((
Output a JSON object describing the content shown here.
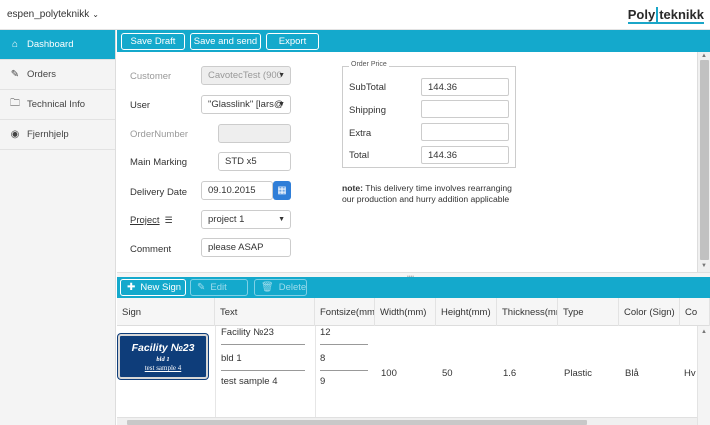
{
  "header": {
    "account": "espen_polyteknikk",
    "logo_part1": "Poly",
    "logo_part2": "teknikk"
  },
  "sidebar": {
    "items": [
      {
        "label": "Dashboard",
        "icon": "home-icon",
        "active": true
      },
      {
        "label": "Orders",
        "icon": "edit-icon",
        "active": false
      },
      {
        "label": "Technical Info",
        "icon": "folder-icon",
        "active": false
      },
      {
        "label": "Fjernhjelp",
        "icon": "lifebuoy-icon",
        "active": false
      }
    ]
  },
  "toolbar": {
    "save_draft": "Save Draft",
    "save_and_send": "Save and send",
    "export": "Export"
  },
  "form": {
    "customer_label": "Customer",
    "customer_value": "CavotecTest (900",
    "user_label": "User",
    "user_value": "\"Glasslink\" [lars@",
    "order_number_label": "OrderNumber",
    "order_number_value": "",
    "main_marking_label": "Main Marking",
    "main_marking_value": "STD x5",
    "delivery_date_label": "Delivery Date",
    "delivery_date_value": "09.10.2015",
    "project_label": "Project",
    "project_value": "project 1",
    "comment_label": "Comment",
    "comment_value": "please ASAP"
  },
  "order_price": {
    "legend": "Order Price",
    "subtotal_label": "SubTotal",
    "subtotal_value": "144.36",
    "shipping_label": "Shipping",
    "shipping_value": "",
    "extra_label": "Extra",
    "extra_value": "",
    "total_label": "Total",
    "total_value": "144.36"
  },
  "note": {
    "bold": "note:",
    "text": " This delivery time involves rearranging our production and hurry addition applicable"
  },
  "grid_toolbar": {
    "new_sign": "New Sign",
    "edit": "Edit",
    "delete": "Delete"
  },
  "grid": {
    "columns": [
      "Sign",
      "Text",
      "Fontsize(mm)",
      "Width(mm)",
      "Height(mm)",
      "Thickness(mm",
      "Type",
      "Color (Sign)",
      "Co"
    ],
    "row": {
      "sign_preview": {
        "line1": "Facility №23",
        "line2": "bld 1",
        "line3": "test sample 4"
      },
      "texts": [
        "Facility №23",
        "bld 1",
        "test sample 4"
      ],
      "fontsizes": [
        "12",
        "8",
        "9"
      ],
      "width": "100",
      "height": "50",
      "thickness": "1.6",
      "type": "Plastic",
      "color": "Blå",
      "color2": "Hv"
    }
  },
  "colors": {
    "accent": "#14a9cc",
    "calendar_button": "#2f7ed8",
    "sign_background": "#0e3d7a"
  }
}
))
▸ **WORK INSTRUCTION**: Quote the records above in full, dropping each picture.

▸ **EXPECTED ANSWER**:
Output a JSON object describing the content shown here.
{
  "header": {
    "account": "espen_polyteknikk",
    "logo_part1": "Poly",
    "logo_part2": "teknikk"
  },
  "sidebar": {
    "items": [
      {
        "label": "Dashboard",
        "icon": "home-icon",
        "active": true
      },
      {
        "label": "Orders",
        "icon": "edit-icon",
        "active": false
      },
      {
        "label": "Technical Info",
        "icon": "folder-icon",
        "active": false
      },
      {
        "label": "Fjernhjelp",
        "icon": "lifebuoy-icon",
        "active": false
      }
    ]
  },
  "toolbar": {
    "save_draft": "Save Draft",
    "save_and_send": "Save and send",
    "export": "Export"
  },
  "form": {
    "customer_label": "Customer",
    "customer_value": "CavotecTest (900",
    "user_label": "User",
    "user_value": "\"Glasslink\" [lars@",
    "order_number_label": "OrderNumber",
    "order_number_value": "",
    "main_marking_label": "Main Marking",
    "main_marking_value": "STD x5",
    "delivery_date_label": "Delivery Date",
    "delivery_date_value": "09.10.2015",
    "project_label": "Project",
    "project_value": "project 1",
    "comment_label": "Comment",
    "comment_value": "please ASAP"
  },
  "order_price": {
    "legend": "Order Price",
    "subtotal_label": "SubTotal",
    "subtotal_value": "144.36",
    "shipping_label": "Shipping",
    "shipping_value": "",
    "extra_label": "Extra",
    "extra_value": "",
    "total_label": "Total",
    "total_value": "144.36"
  },
  "note": {
    "bold": "note:",
    "text": " This delivery time involves rearranging our production and hurry addition applicable"
  },
  "grid_toolbar": {
    "new_sign": "New Sign",
    "edit": "Edit",
    "delete": "Delete"
  },
  "grid": {
    "columns": [
      "Sign",
      "Text",
      "Fontsize(mm)",
      "Width(mm)",
      "Height(mm)",
      "Thickness(mm",
      "Type",
      "Color (Sign)",
      "Co"
    ],
    "row": {
      "sign_preview": {
        "line1": "Facility №23",
        "line2": "bld 1",
        "line3": "test sample 4"
      },
      "texts": [
        "Facility №23",
        "bld 1",
        "test sample 4"
      ],
      "fontsizes": [
        "12",
        "8",
        "9"
      ],
      "width": "100",
      "height": "50",
      "thickness": "1.6",
      "type": "Plastic",
      "color": "Blå",
      "color2": "Hv"
    }
  },
  "colors": {
    "accent": "#14a9cc",
    "calendar_button": "#2f7ed8",
    "sign_background": "#0e3d7a"
  }
}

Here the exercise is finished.